SUPPLIED ENTRIES →
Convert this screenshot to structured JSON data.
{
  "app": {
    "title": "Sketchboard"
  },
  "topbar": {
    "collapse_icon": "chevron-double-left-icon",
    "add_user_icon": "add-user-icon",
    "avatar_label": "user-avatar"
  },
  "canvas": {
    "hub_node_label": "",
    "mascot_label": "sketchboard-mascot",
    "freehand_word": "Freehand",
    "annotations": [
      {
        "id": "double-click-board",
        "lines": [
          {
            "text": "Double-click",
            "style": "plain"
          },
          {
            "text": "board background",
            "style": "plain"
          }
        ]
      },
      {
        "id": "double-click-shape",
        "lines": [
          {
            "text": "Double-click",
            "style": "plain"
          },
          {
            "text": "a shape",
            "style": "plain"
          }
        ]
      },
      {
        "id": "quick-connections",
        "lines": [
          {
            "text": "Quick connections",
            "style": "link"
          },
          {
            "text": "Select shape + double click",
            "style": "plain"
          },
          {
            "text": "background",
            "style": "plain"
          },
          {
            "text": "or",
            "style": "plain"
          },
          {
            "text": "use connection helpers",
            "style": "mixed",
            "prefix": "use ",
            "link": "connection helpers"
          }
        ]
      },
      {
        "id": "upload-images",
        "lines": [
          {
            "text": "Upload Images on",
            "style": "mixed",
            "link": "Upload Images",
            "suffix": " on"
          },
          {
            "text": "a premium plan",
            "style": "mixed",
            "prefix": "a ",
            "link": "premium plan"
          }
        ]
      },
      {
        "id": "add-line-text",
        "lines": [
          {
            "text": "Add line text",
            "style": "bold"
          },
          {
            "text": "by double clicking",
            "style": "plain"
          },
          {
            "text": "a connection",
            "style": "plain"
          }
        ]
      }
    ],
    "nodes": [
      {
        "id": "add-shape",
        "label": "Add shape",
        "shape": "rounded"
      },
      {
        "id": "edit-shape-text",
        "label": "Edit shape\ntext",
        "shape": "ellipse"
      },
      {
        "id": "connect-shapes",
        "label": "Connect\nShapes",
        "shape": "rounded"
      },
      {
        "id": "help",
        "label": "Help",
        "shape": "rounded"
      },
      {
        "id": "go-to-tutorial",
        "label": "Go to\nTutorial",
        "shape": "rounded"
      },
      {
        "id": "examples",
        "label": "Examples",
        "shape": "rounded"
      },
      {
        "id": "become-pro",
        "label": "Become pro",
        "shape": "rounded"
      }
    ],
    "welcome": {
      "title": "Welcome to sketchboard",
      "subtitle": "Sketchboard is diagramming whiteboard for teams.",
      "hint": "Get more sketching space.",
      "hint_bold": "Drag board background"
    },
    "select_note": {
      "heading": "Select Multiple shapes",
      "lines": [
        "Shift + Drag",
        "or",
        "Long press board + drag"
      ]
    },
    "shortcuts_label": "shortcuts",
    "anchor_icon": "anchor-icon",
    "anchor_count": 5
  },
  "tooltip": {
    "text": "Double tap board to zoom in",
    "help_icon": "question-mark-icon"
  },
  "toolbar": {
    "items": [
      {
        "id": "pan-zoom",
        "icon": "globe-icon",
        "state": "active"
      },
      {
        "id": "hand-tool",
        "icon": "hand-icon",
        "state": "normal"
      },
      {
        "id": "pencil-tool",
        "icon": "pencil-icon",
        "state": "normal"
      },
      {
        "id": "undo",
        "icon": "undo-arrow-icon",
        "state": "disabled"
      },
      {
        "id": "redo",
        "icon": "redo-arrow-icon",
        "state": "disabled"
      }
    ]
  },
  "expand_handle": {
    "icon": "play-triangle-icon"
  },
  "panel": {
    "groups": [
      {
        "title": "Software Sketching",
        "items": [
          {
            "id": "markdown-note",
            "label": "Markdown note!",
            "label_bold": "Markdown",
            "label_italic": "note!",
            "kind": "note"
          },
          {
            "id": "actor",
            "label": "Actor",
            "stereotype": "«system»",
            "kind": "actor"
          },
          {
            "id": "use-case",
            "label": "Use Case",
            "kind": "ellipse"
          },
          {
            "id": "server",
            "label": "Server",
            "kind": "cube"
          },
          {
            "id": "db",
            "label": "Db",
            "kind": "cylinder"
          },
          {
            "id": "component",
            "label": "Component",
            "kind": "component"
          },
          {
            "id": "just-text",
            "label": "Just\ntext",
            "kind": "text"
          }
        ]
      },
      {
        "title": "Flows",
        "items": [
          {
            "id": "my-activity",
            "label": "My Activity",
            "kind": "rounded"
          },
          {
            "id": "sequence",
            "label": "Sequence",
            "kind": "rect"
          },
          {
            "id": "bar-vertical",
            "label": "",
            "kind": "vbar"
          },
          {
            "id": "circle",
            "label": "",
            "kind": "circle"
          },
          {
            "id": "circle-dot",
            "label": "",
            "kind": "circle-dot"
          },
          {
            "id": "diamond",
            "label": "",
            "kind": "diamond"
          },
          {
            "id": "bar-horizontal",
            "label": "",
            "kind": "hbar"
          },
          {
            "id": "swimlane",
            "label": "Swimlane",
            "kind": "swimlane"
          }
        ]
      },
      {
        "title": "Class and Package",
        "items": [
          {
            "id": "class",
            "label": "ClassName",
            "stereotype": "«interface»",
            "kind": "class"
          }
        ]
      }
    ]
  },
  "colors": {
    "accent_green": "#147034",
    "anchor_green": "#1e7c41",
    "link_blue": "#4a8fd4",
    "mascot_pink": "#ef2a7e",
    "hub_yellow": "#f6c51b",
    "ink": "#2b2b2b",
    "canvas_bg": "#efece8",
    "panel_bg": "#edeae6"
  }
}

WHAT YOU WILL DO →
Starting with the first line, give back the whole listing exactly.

RESPONSE BOX →
Convert this screenshot to structured JSON data.
{
  "app": {
    "title": "Sketchboard"
  },
  "topbar": {
    "collapse_icon": "chevron-double-left-icon",
    "add_user_icon": "add-user-icon",
    "avatar_label": "user-avatar"
  },
  "canvas": {
    "hub_node_label": "",
    "mascot_label": "sketchboard-mascot",
    "freehand_word": "Freehand",
    "annotations": [
      {
        "id": "double-click-board",
        "lines": [
          {
            "text": "Double-click",
            "style": "plain"
          },
          {
            "text": "board background",
            "style": "plain"
          }
        ]
      },
      {
        "id": "double-click-shape",
        "lines": [
          {
            "text": "Double-click",
            "style": "plain"
          },
          {
            "text": "a shape",
            "style": "plain"
          }
        ]
      },
      {
        "id": "quick-connections",
        "lines": [
          {
            "text": "Quick connections",
            "style": "link"
          },
          {
            "text": "Select shape + double click",
            "style": "plain"
          },
          {
            "text": "background",
            "style": "plain"
          },
          {
            "text": "or",
            "style": "plain"
          },
          {
            "text": "use connection helpers",
            "style": "mixed",
            "prefix": "use ",
            "link": "connection helpers"
          }
        ]
      },
      {
        "id": "upload-images",
        "lines": [
          {
            "text": "Upload Images on",
            "style": "mixed",
            "link": "Upload Images",
            "suffix": " on"
          },
          {
            "text": "a premium plan",
            "style": "mixed",
            "prefix": "a ",
            "link": "premium plan"
          }
        ]
      },
      {
        "id": "add-line-text",
        "lines": [
          {
            "text": "Add line text",
            "style": "bold"
          },
          {
            "text": "by double clicking",
            "style": "plain"
          },
          {
            "text": "a connection",
            "style": "plain"
          }
        ]
      }
    ],
    "nodes": [
      {
        "id": "add-shape",
        "label": "Add shape",
        "shape": "rounded"
      },
      {
        "id": "edit-shape-text",
        "label": "Edit shape\ntext",
        "shape": "ellipse"
      },
      {
        "id": "connect-shapes",
        "label": "Connect\nShapes",
        "shape": "rounded"
      },
      {
        "id": "help",
        "label": "Help",
        "shape": "rounded"
      },
      {
        "id": "go-to-tutorial",
        "label": "Go to\nTutorial",
        "shape": "rounded"
      },
      {
        "id": "examples",
        "label": "Examples",
        "shape": "rounded"
      },
      {
        "id": "become-pro",
        "label": "Become pro",
        "shape": "rounded"
      }
    ],
    "welcome": {
      "title": "Welcome to sketchboard",
      "subtitle": "Sketchboard is diagramming whiteboard for teams.",
      "hint": "Get more sketching space.",
      "hint_bold": "Drag board background"
    },
    "select_note": {
      "heading": "Select Multiple shapes",
      "lines": [
        "Shift + Drag",
        "or",
        "Long press board + drag"
      ]
    },
    "shortcuts_label": "shortcuts",
    "anchor_icon": "anchor-icon",
    "anchor_count": 5
  },
  "tooltip": {
    "text": "Double tap board to zoom in",
    "help_icon": "question-mark-icon"
  },
  "toolbar": {
    "items": [
      {
        "id": "pan-zoom",
        "icon": "globe-icon",
        "state": "active"
      },
      {
        "id": "hand-tool",
        "icon": "hand-icon",
        "state": "normal"
      },
      {
        "id": "pencil-tool",
        "icon": "pencil-icon",
        "state": "normal"
      },
      {
        "id": "undo",
        "icon": "undo-arrow-icon",
        "state": "disabled"
      },
      {
        "id": "redo",
        "icon": "redo-arrow-icon",
        "state": "disabled"
      }
    ]
  },
  "expand_handle": {
    "icon": "play-triangle-icon"
  },
  "panel": {
    "groups": [
      {
        "title": "Software Sketching",
        "items": [
          {
            "id": "markdown-note",
            "label": "Markdown note!",
            "label_bold": "Markdown",
            "label_italic": "note!",
            "kind": "note"
          },
          {
            "id": "actor",
            "label": "Actor",
            "stereotype": "«system»",
            "kind": "actor"
          },
          {
            "id": "use-case",
            "label": "Use Case",
            "kind": "ellipse"
          },
          {
            "id": "server",
            "label": "Server",
            "kind": "cube"
          },
          {
            "id": "db",
            "label": "Db",
            "kind": "cylinder"
          },
          {
            "id": "component",
            "label": "Component",
            "kind": "component"
          },
          {
            "id": "just-text",
            "label": "Just\ntext",
            "kind": "text"
          }
        ]
      },
      {
        "title": "Flows",
        "items": [
          {
            "id": "my-activity",
            "label": "My Activity",
            "kind": "rounded"
          },
          {
            "id": "sequence",
            "label": "Sequence",
            "kind": "rect"
          },
          {
            "id": "bar-vertical",
            "label": "",
            "kind": "vbar"
          },
          {
            "id": "circle",
            "label": "",
            "kind": "circle"
          },
          {
            "id": "circle-dot",
            "label": "",
            "kind": "circle-dot"
          },
          {
            "id": "diamond",
            "label": "",
            "kind": "diamond"
          },
          {
            "id": "bar-horizontal",
            "label": "",
            "kind": "hbar"
          },
          {
            "id": "swimlane",
            "label": "Swimlane",
            "kind": "swimlane"
          }
        ]
      },
      {
        "title": "Class and Package",
        "items": [
          {
            "id": "class",
            "label": "ClassName",
            "stereotype": "«interface»",
            "kind": "class"
          }
        ]
      }
    ]
  },
  "colors": {
    "accent_green": "#147034",
    "anchor_green": "#1e7c41",
    "link_blue": "#4a8fd4",
    "mascot_pink": "#ef2a7e",
    "hub_yellow": "#f6c51b",
    "ink": "#2b2b2b",
    "canvas_bg": "#efece8",
    "panel_bg": "#edeae6"
  }
}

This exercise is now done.